After reading other people's comments I have one more thing to add, and that is that it is also not necessarily a good idea to take whatever medicine your Western doctor tells you to take without doing some research. As others have pointed out, drug companies send reps into medical offices and the reps are the ones who provide most of the info the doctors have on whether a given drug can cause adverse reactions, etc.--at least until OVERWHELMING evidence comes to them from other channels (such as dying patients, for example).
I had a life-threatening reaction to Azithromycin, a commonly prescribed synthetic antibiotic in the Macrolide family, used for upper respiratory tract infections. The reaction produced a chronic hypersensitivity condition, and I was put on Prednisone (yet another nasty drug) in relatively high doses for close to a year before I slowly returned to my normal, healthy state of being.
When I asked the doctor if my condition, which he admitted was a hypersensitivity reaction "of some kind," was because of the drug, he said, "oh, no--there have been no reports of reactions to this drug." Just the same, I asked him to test me for a reaction, and guess what he said? Well, he said they can't test for a reaction to that drug because there is no test available. So I guess that explains why no reactions have been reported!
Anyway, I did my own research and it turns out *all kinds* of people are trying to report reactions to this drug, and their doctors are all telling them that it must be something else. Then, get this, in the forums where the doctors talk to each other, they are all asking each other if their patients' reactions might be from Azithromycin, and the overwhelming response is "No, it couldn't be, because my drug rep tells me there have been no reactions to that drug.'!!
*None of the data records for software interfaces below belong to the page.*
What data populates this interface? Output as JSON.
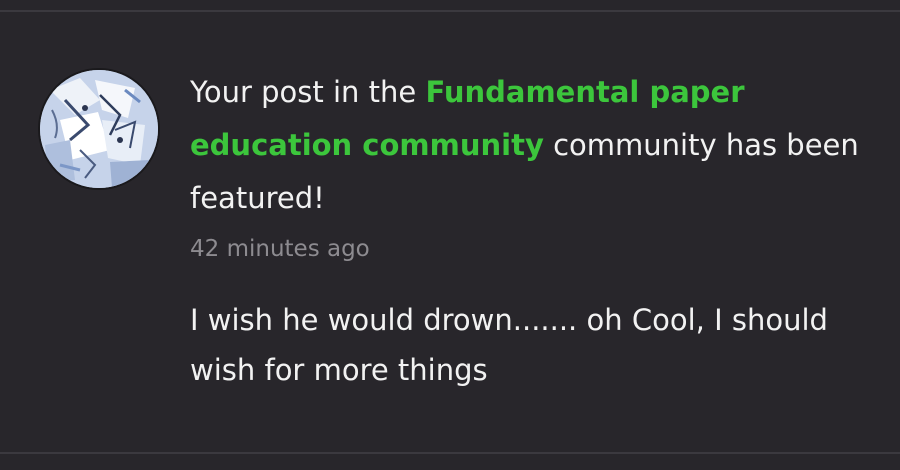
{
  "notification": {
    "text_before": "Your post in the ",
    "community_name": "Fundamental paper education community",
    "text_after": " community has been featured!",
    "timestamp": "42 minutes ago",
    "post_excerpt": "I wish he would drown....... oh Cool, I should wish for more things"
  },
  "colors": {
    "background": "#28262b",
    "accent_link": "#3cc63c",
    "text_primary": "#f2f2f2",
    "text_secondary": "#8d8b90"
  },
  "icons": {
    "avatar": "user-avatar-image"
  }
}
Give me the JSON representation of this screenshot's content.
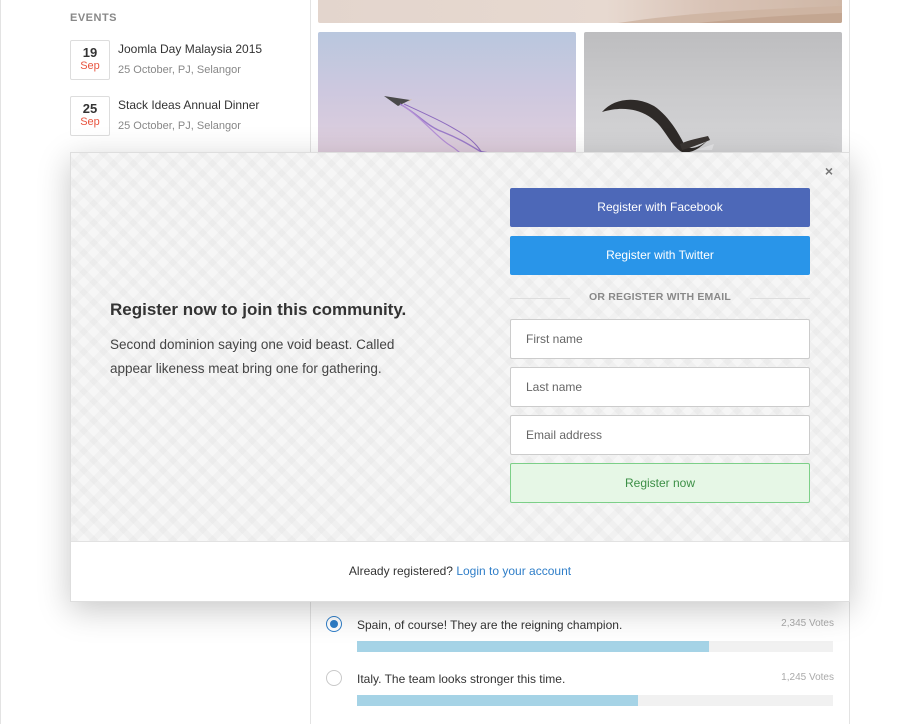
{
  "events": {
    "title": "EVENTS",
    "items": [
      {
        "day": "19",
        "month": "Sep",
        "title": "Joomla Day Malaysia 2015",
        "meta": "25 October, PJ, Selangor"
      },
      {
        "day": "25",
        "month": "Sep",
        "title": "Stack Ideas Annual Dinner",
        "meta": "25 October, PJ, Selangor"
      }
    ]
  },
  "modal": {
    "close_icon": "×",
    "headline": "Register now to join this community.",
    "subtext": "Second dominion saying one void beast. Called appear likeness meat bring one for gathering.",
    "facebook_label": "Register with Facebook",
    "twitter_label": "Register with Twitter",
    "divider_text": "OR REGISTER WITH EMAIL",
    "fields": {
      "first_name_placeholder": "First name",
      "last_name_placeholder": "Last name",
      "email_placeholder": "Email address"
    },
    "register_label": "Register now",
    "footer_text": "Already registered?",
    "footer_link": "Login to your account"
  },
  "poll": {
    "options": [
      {
        "label": "Spain, of course! They are the reigning champion.",
        "votes": "2,345 Votes",
        "fraction": 0.74,
        "selected": true
      },
      {
        "label": "Italy. The team looks stronger this time.",
        "votes": "1,245 Votes",
        "fraction": 0.59,
        "selected": false
      }
    ]
  },
  "colors": {
    "facebook": "#4d68b8",
    "twitter": "#2995e9",
    "register_bg": "#e6f7e6",
    "register_border": "#7ccf88",
    "link": "#2f7ec8",
    "event_month": "#e8543f",
    "poll_bar": "#a5d3e6"
  },
  "icons": {
    "close": "close-icon",
    "radio_selected": "radio-selected-icon",
    "radio_unselected": "radio-unselected-icon"
  }
}
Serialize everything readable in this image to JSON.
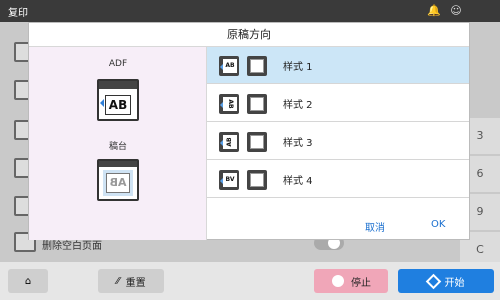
{
  "app": {
    "title": "复印"
  },
  "background": {
    "bottom_text": "删除空白页面",
    "right_numbers": [
      "3",
      "6",
      "9",
      "C"
    ]
  },
  "dialog": {
    "title": "原稿方向",
    "adf_label": "ADF",
    "platen_label": "稿台",
    "adf_icon_text": "AB",
    "platen_icon_text": "AB",
    "options": [
      {
        "label": "样式 1",
        "icon_text": "AB",
        "selected": true
      },
      {
        "label": "样式 2",
        "icon_text": "AB",
        "selected": false
      },
      {
        "label": "样式 3",
        "icon_text": "AB",
        "selected": false
      },
      {
        "label": "样式 4",
        "icon_text": "BV",
        "selected": false
      }
    ],
    "cancel_label": "取消",
    "ok_label": "OK"
  },
  "bottom_bar": {
    "reset_label": "重置",
    "stop_label": "停止",
    "start_label": "开始"
  },
  "colors": {
    "selected_row": "#cce6f7",
    "start_button": "#1f7fe0",
    "stop_button": "#f0a6b8",
    "link": "#1a6fcf"
  }
}
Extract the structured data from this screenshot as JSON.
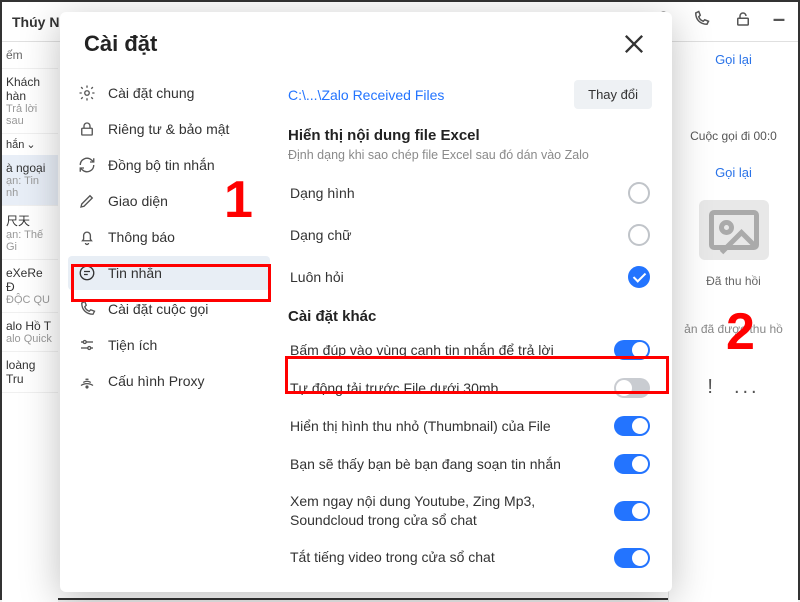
{
  "backdrop": {
    "header_title": "Thúy Ng",
    "search_ph": "ếm",
    "call_pill": "Gọi lại",
    "call_text": "Cuộc gọi đi 00:0",
    "call_again": "Gọi lại",
    "img_recall": "Đã thu hồi",
    "recalled_msg": "ản đã được thu hồ",
    "exclaim": "!",
    "dots": "...",
    "chats": [
      {
        "cn": "Khách hàn",
        "sub": "Trả lời sau"
      },
      {
        "cn": "à ngoại",
        "sub": "ạn: Tin nh"
      },
      {
        "cn": "尺天",
        "sub": "ạn: Thế Gi"
      },
      {
        "cn": "eXeRe Đ",
        "sub": "ĐỘC QU"
      },
      {
        "cn": "alo Hồ T",
        "sub": "alo Quick"
      },
      {
        "cn": "loàng Tru",
        "sub": ""
      }
    ],
    "pin_label": "hắn"
  },
  "modal": {
    "title": "Cài đặt"
  },
  "sidebar": {
    "items": [
      {
        "label": "Cài đặt chung"
      },
      {
        "label": "Riêng tư & bảo mật"
      },
      {
        "label": "Đồng bộ tin nhắn"
      },
      {
        "label": "Giao diện"
      },
      {
        "label": "Thông báo"
      },
      {
        "label": "Tin nhắn"
      },
      {
        "label": "Cài đặt cuộc gọi"
      },
      {
        "label": "Tiện ích"
      },
      {
        "label": "Cấu hình Proxy"
      }
    ]
  },
  "content": {
    "path": "C:\\...\\Zalo Received Files",
    "change_btn": "Thay đổi",
    "excel_title": "Hiển thị nội dung file Excel",
    "excel_desc": "Định dạng khi sao chép file Excel sau đó dán vào Zalo",
    "radios": [
      {
        "label": "Dạng hình",
        "checked": false
      },
      {
        "label": "Dạng chữ",
        "checked": false
      },
      {
        "label": "Luôn hỏi",
        "checked": true
      }
    ],
    "other_title": "Cài đặt khác",
    "toggles": [
      {
        "label": "Bấm đúp vào vùng cạnh tin nhắn để trả lời",
        "on": true
      },
      {
        "label": "Tự động tải trước File dưới 30mb",
        "on": false
      },
      {
        "label": "Hiển thị hình thu nhỏ (Thumbnail) của File",
        "on": true
      },
      {
        "label": "Bạn sẽ thấy bạn bè bạn đang soạn tin nhắn",
        "on": true
      },
      {
        "label": "Xem ngay nội dung Youtube, Zing Mp3, Soundcloud trong cửa sổ chat",
        "on": true
      },
      {
        "label": "Tắt tiếng video trong cửa sổ chat",
        "on": true
      }
    ]
  },
  "anno": {
    "one": "1",
    "two": "2"
  }
}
So in other words, better to get your facts from several sources before compiling the results and putting some unknown substance into your body--even if your doctor says it's great.
- 1/28/2008 11:02:17 PM